═══ Records

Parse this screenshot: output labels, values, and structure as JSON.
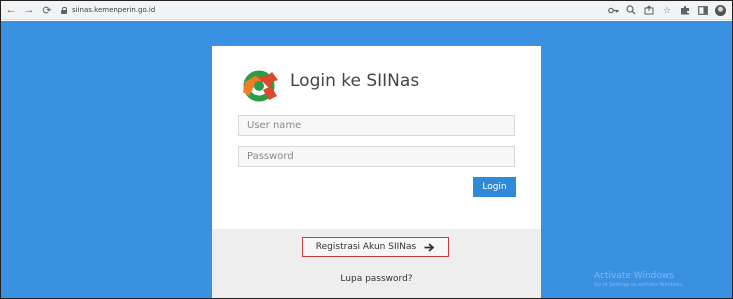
{
  "browser": {
    "url": "siinas.kemenperin.go.id"
  },
  "login": {
    "title": "Login ke SIINas",
    "username_placeholder": "User name",
    "password_placeholder": "Password",
    "login_label": "Login",
    "register_label": "Registrasi Akun SIINas",
    "forgot_label": "Lupa password?"
  },
  "watermark": {
    "title": "Activate Windows",
    "subtitle": "Go to Settings to activate Windows."
  },
  "colors": {
    "page_background": "#3a91e2",
    "button_primary": "#2f8bd8",
    "register_border": "#d03b3b",
    "logo_green": "#2e9b46",
    "logo_red": "#d94a2a",
    "logo_orange": "#ef7d2a"
  }
}
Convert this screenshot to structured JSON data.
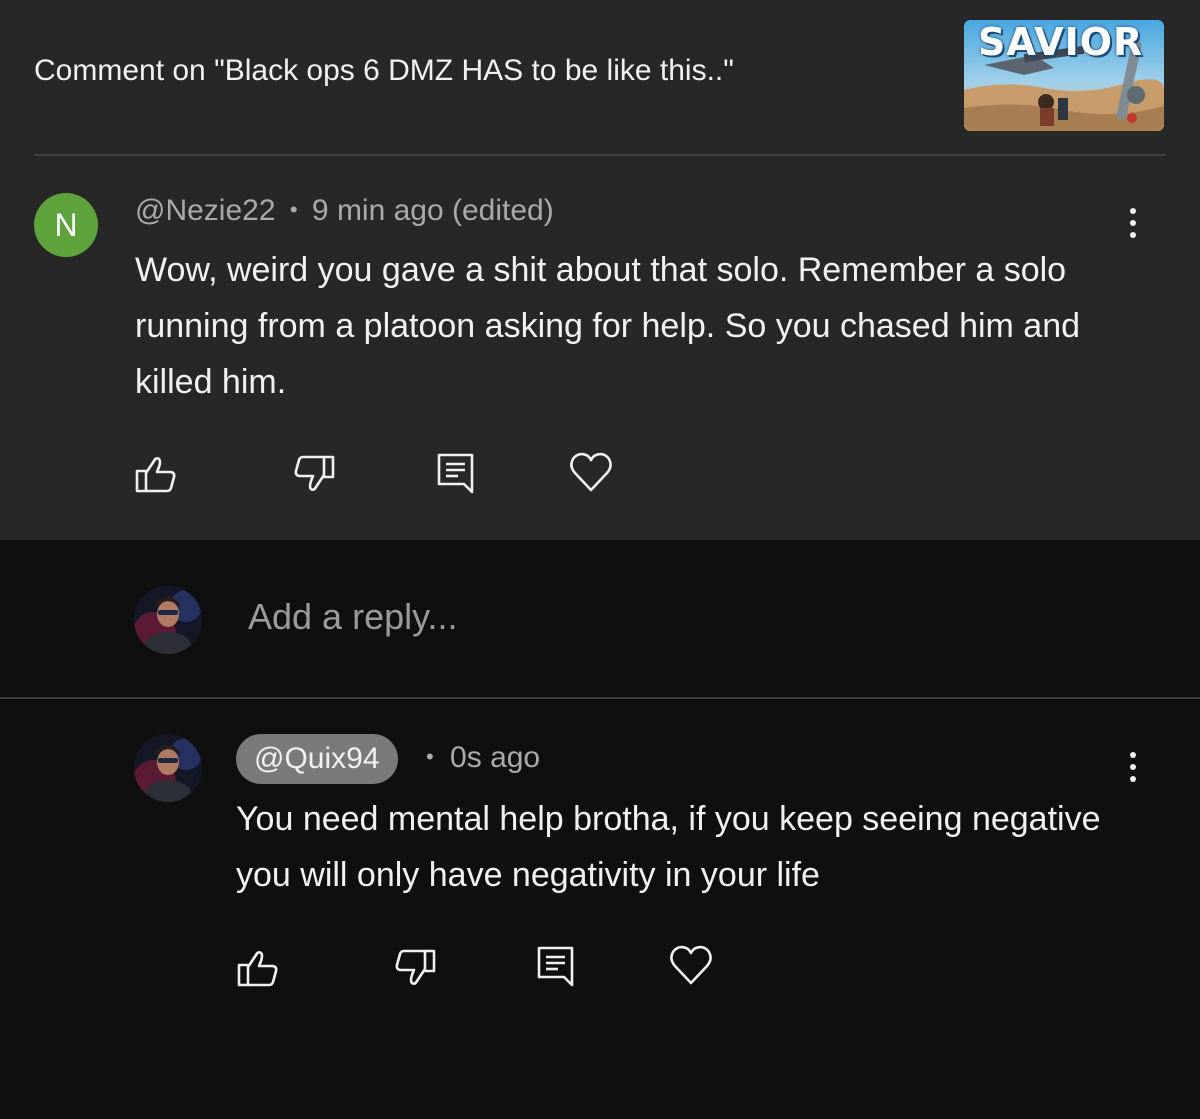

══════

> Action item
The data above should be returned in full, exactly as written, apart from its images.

> Response
Parse this screenshot: output labels, values, and structure as JSON.
{
  "browser": {
    "url": "siinas.kemenperin.go.id"
  },
  "login": {
    "title": "Login ke SIINas",
    "username_placeholder": "User name",
    "password_placeholder": "Password",
    "login_label": "Login",
    "register_label": "Registrasi Akun SIINas",
    "forgot_label": "Lupa password?"
  },
  "watermark": {
    "title": "Activate Windows",
    "subtitle": "Go to Settings to activate Windows."
  },
  "colors": {
    "page_background": "#3a91e2",
    "button_primary": "#2f8bd8",
    "register_border": "#d03b3b",
    "logo_green": "#2e9b46",
    "logo_red": "#d94a2a",
    "logo_orange": "#ef7d2a"
  }
}
Convert this screenshot to structured JSON data.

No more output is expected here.